Engaging with Jesus, coming to know him as a real, living person, leads to a relationship with him that is growing and active. Which can mean, as it was with Thomas, that doubts can surface at times, which can lead to a stronger relationship with Jesus, because he can handles our questions. It was this way with Martha, who makes the 2nd strongest profession of faith in John’s Gospel, second only to Thomas. Thomas’ doubts, his questioning and searching, lead him to give the strongest profession of faith in all of John’s Gospel:“My Lord and my God.” (20:28)

For doubt is not the opposite of faith. Believing in nothing is the opposite of faith. Amazement is also the opposite of faith, because those who are amazed in the Gospels stand at a distance from Jesus; instead of entering into a relationship with Him, they get all caught up in the mighty deeds.

When we give our hearts and our very lives to Jesus, when we believe in him and daily enter more deeply into a living relationship with him, like Thomas did for 3 years, then we realize we do not have all the answers. And that’s okay. We are not expected to have all the answers, because then there would be no reason to believe in Jesus.

With Thomas, building on our trust in the Risen One, we can risk not knowing all the answers or having everything neat and tidy. With Thomas, as we reach out to touch the Risen Lord, our hearts are filled with wonder and awe in His presence. But we do not see the Risen Lord in the same way that Thomas did, which is why Jesus says we are especially blessed:“Blessed are those who have not seen and have believed.” (John 20:29b)

So how do we touch the Crucified and Risen Lord today? How do we touch the Lord of Life who still has his wounds, the marks of his love? By reaching out to touch his Body broken and given to us in Holy Communion, by allowing him to touch us as we drink His Blood. We may not completely understand how the Risen Lord can be truly present to us in blessed bread and wine, but he is.

Peter helps us, by inviting us to believe in the Lord’s teaching about the Eucharist and trust that we who eat his flesh and drink his blood have life in him. At the end of Chapter 6 in John’s Gospel, after Jesus’ teaching on the absolute necessity of his followers to eat his flesh and drink his blood, many of his disciples leave him. They choose not to believe in him; they will not surrender their lives into his care. So, Jesus asks the twelve, “‘Do you also want to go away?’ Simon Peter answered him, ‘Lord, to whom can we go? You have the words of eternal life. We have come to believe and know that you are the Holy One of God.’” (6:67-69)
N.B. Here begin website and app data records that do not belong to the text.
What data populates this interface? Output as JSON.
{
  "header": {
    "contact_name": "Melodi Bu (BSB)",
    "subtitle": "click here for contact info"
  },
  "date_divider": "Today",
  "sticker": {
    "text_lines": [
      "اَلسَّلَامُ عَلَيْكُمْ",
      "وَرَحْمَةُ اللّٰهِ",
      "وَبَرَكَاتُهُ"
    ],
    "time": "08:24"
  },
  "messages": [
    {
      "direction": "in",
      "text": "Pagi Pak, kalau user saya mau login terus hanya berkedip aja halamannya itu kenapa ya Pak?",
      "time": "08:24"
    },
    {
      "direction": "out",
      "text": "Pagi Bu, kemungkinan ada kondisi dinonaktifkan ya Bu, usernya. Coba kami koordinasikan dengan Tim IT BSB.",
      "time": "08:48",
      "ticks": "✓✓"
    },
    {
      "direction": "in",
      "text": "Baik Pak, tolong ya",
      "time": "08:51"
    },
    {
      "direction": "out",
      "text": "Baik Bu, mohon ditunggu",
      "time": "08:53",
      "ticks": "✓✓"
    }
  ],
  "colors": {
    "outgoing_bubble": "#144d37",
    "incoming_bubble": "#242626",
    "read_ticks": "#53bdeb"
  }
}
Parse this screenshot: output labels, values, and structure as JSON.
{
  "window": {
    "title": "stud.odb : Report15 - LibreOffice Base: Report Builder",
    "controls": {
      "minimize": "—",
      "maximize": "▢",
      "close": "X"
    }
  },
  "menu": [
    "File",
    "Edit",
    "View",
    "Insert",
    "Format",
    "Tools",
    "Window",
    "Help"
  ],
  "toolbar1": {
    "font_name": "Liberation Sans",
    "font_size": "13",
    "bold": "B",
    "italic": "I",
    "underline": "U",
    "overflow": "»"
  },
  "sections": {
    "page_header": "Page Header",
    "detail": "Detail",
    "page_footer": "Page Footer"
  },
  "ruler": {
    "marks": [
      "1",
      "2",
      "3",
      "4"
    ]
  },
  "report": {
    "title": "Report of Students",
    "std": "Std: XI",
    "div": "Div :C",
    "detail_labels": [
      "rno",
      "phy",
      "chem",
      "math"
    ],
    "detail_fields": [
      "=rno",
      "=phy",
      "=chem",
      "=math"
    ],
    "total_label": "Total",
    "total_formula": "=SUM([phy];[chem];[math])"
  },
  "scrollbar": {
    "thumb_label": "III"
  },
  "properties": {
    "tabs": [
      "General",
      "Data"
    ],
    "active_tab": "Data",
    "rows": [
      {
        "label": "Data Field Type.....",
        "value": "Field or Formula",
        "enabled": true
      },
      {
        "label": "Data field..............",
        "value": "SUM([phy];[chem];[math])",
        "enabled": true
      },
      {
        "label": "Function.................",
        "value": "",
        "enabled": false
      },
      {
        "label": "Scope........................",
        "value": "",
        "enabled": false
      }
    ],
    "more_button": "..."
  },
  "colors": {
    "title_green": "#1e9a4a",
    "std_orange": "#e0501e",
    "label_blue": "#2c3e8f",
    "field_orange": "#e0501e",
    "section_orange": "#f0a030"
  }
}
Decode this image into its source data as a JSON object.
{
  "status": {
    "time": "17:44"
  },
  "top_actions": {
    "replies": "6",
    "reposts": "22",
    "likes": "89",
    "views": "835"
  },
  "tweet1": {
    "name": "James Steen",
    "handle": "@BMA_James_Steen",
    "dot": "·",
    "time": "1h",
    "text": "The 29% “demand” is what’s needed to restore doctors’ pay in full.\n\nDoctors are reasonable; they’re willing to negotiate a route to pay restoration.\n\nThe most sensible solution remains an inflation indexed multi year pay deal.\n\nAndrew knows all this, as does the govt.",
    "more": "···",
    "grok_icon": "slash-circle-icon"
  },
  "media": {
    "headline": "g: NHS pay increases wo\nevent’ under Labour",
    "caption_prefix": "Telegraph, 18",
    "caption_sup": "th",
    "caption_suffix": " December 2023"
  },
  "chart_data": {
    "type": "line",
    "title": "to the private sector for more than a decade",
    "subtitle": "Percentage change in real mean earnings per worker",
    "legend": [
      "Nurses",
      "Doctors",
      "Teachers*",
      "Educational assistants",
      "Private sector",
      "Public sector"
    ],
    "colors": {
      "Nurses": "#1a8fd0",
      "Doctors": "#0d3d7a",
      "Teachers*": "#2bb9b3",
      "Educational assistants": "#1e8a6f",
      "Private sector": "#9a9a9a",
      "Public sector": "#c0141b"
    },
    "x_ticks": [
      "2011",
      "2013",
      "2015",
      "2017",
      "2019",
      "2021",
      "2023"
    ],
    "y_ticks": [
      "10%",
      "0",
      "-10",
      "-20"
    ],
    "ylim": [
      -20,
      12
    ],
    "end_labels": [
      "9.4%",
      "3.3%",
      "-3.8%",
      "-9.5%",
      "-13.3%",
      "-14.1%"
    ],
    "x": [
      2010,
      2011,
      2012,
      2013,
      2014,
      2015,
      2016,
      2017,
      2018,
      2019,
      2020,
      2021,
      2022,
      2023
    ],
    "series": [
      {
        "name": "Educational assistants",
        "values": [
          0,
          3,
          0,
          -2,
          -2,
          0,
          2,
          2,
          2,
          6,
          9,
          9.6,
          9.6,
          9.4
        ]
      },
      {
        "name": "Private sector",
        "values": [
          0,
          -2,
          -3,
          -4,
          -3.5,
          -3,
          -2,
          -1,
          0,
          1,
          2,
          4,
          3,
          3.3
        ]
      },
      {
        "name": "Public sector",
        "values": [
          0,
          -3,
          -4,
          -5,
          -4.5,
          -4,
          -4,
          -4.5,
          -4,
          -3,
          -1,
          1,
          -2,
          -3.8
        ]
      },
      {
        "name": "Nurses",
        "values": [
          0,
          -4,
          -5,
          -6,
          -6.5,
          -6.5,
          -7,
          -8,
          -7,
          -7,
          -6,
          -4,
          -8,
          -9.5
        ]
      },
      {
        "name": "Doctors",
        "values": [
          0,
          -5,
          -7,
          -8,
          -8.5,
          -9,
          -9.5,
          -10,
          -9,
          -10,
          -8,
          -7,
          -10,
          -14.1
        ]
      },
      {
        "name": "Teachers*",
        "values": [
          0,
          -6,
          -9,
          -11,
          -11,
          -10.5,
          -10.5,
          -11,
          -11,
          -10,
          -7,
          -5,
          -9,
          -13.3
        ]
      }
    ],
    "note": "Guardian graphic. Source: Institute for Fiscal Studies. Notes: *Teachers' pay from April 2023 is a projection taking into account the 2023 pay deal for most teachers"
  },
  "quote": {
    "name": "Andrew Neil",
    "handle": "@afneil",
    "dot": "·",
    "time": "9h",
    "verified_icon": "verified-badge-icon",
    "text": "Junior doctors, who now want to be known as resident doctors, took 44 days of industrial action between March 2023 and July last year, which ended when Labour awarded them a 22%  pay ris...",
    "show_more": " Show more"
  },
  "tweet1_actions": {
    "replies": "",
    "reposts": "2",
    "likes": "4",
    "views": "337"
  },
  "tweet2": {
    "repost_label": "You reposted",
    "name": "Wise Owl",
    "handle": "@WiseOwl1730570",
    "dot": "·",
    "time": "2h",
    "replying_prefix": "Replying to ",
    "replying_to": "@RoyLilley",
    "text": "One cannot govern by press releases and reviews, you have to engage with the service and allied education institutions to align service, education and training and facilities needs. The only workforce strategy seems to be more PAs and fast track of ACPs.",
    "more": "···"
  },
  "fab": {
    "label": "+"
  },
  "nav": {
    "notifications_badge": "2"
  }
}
Thus, when we come forward to receive the Holy One of God in Communion, we are actually entrusting our lives to him. As we say, AMEN to the words “Body of Christ” we are not only receiving His Risen Body into ours, but we are giving our wounded bodies and hearts to him.

It is in this Holy Union with Him that we are transformed and are strengthened to believe in Him; to give our lives more fully to Him every days as we reach out to touch with compassion his wounded body living in those around us.